“The purpose isn’t so that everyone gets really skinny,” Moos added. “Fitness looks different for every single person, and we were asking people to set goals and try to stick with them.”
All three staff members emphasized the importance of the students seeing the teachers promoting fitness and setting a positive example.
“My kids were actually here on Friday when we did it,” Busch says. “The kids come on professional development days and they got to watch us run the first half of it. They were giving us high-fives and when I got to the classroom, they asked if I won the race, and I said, ‘We weren’t winning, we were doing it together.’ It’s good for us to be models for our students.”
This is the first year Hamilton Elementary has had a wellness team, and they’ve already put together some fantastic initiatives in addition to Hustle Up Hamilton. There’s the ongoing, all-levels staff yoga class led by a yoga instructor parent, an upcoming professional development day where Purple Asparagus will lead a healthy cooking demonstration for staff and mental health-promoting activities including “warm fuzzies,” where teachers give compliments and do random acts of kindness for one another. Ideas in the works include a basketball tournament to raise money for wellness programming and a professional development session on reading labels. Hamilton also plans to work towards the highest levels of success in meeting the HealthierUS Schools Challenge.

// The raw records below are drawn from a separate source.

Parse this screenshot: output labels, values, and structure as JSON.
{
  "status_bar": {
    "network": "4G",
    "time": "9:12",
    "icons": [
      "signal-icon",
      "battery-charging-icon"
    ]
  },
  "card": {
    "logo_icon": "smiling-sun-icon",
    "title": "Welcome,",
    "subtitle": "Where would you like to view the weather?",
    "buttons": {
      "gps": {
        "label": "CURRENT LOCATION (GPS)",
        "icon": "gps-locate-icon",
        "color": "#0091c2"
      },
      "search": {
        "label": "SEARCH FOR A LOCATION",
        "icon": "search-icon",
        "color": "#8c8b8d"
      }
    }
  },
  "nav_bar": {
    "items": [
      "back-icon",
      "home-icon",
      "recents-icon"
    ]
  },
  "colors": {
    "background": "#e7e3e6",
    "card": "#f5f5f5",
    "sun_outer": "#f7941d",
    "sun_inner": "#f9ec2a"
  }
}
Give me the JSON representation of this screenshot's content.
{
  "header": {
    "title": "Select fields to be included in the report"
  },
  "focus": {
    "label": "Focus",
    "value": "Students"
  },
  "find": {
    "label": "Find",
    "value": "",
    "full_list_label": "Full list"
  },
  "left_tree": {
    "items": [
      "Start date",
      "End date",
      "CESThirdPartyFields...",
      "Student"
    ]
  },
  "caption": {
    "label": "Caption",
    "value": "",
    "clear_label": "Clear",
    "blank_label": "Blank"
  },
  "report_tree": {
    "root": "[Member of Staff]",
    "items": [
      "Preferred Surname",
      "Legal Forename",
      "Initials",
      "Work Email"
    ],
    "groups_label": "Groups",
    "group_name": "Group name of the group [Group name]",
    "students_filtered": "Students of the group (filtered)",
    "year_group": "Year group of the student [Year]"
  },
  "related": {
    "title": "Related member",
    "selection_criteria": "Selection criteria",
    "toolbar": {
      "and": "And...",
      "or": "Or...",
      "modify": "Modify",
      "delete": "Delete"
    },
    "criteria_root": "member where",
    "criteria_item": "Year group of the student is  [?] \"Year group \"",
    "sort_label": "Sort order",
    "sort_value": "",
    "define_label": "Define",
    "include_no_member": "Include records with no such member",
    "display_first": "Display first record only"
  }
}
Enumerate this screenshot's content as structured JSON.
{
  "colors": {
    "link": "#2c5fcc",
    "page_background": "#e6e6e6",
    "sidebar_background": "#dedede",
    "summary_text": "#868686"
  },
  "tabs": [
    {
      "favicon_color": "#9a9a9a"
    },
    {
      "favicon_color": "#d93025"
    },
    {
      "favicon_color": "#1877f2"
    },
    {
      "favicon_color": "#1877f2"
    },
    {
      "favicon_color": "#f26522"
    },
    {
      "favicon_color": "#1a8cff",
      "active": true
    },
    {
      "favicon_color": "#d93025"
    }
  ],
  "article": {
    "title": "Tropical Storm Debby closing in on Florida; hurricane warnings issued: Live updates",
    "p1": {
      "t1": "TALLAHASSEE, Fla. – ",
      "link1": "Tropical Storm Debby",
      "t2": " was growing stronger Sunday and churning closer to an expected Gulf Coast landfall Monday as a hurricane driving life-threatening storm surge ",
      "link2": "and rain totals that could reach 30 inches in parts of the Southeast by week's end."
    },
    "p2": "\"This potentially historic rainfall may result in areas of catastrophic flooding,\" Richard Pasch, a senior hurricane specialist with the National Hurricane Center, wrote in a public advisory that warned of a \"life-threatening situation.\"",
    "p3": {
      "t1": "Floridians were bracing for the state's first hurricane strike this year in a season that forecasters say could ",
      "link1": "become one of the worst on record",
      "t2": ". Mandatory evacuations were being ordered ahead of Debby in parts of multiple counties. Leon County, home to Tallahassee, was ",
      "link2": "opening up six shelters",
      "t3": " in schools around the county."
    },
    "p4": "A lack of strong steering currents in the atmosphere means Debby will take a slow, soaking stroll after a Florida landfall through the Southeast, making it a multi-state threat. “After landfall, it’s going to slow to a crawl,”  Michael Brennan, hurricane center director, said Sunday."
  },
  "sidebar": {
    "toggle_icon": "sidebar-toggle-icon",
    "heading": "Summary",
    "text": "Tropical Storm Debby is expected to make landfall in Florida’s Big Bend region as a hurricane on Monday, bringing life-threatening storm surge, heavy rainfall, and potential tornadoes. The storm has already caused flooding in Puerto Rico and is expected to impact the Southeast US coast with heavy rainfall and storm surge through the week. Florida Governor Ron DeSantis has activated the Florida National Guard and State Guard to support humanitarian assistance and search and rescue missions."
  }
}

The team is looking to hold Hustle Up Hamilton again at the end of the school year to see how much the runners have improved, and anticipate many more great opportunities for fitness and fun. “We were professional athletes that day,” Moos jokes.
Thanks to Hamilton Elementary for sharing their story with us! Tell us: Could you replicate this great idea at your school?